## WORK INSTRUCTIONS
Please copy the listing below in its entirety, without alteration.

## SUPPLIED RECORDS
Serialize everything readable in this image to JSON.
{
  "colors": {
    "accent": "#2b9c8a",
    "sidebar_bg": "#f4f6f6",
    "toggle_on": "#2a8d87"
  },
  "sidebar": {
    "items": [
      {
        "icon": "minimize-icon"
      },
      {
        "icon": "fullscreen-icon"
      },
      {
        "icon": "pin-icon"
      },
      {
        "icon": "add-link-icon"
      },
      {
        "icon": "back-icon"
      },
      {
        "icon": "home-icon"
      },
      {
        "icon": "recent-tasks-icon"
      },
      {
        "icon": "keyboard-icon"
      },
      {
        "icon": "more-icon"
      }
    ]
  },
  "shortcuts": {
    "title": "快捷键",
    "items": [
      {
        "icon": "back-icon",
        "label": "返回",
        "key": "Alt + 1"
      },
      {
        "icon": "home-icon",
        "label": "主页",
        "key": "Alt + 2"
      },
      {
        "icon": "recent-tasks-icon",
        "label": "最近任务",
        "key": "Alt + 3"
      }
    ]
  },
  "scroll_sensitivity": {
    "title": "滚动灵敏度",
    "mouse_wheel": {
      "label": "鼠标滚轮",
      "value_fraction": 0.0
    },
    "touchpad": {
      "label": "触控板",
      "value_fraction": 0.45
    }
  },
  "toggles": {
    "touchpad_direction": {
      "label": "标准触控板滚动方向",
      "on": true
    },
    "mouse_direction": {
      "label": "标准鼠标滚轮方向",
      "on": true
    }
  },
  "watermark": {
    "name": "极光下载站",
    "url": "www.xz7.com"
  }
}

## RESPONSE TO THIS EXERCISE
Serialize everything readable in this image to JSON.
{
  "colors": {
    "accent": "#2b9c8a",
    "sidebar_bg": "#f4f6f6",
    "toggle_on": "#2a8d87"
  },
  "sidebar": {
    "items": [
      {
        "icon": "minimize-icon"
      },
      {
        "icon": "fullscreen-icon"
      },
      {
        "icon": "pin-icon"
      },
      {
        "icon": "add-link-icon"
      },
      {
        "icon": "back-icon"
      },
      {
        "icon": "home-icon"
      },
      {
        "icon": "recent-tasks-icon"
      },
      {
        "icon": "keyboard-icon"
      },
      {
        "icon": "more-icon"
      }
    ]
  },
  "shortcuts": {
    "title": "快捷键",
    "items": [
      {
        "icon": "back-icon",
        "label": "返回",
        "key": "Alt + 1"
      },
      {
        "icon": "home-icon",
        "label": "主页",
        "key": "Alt + 2"
      },
      {
        "icon": "recent-tasks-icon",
        "label": "最近任务",
        "key": "Alt + 3"
      }
    ]
  },
  "scroll_sensitivity": {
    "title": "滚动灵敏度",
    "mouse_wheel": {
      "label": "鼠标滚轮",
      "value_fraction": 0.0
    },
    "touchpad": {
      "label": "触控板",
      "value_fraction": 0.45
    }
  },
  "toggles": {
    "touchpad_direction": {
      "label": "标准触控板滚动方向",
      "on": true
    },
    "mouse_direction": {
      "label": "标准鼠标滚轮方向",
      "on": true
    }
  },
  "watermark": {
    "name": "极光下载站",
    "url": "www.xz7.com"
  }
}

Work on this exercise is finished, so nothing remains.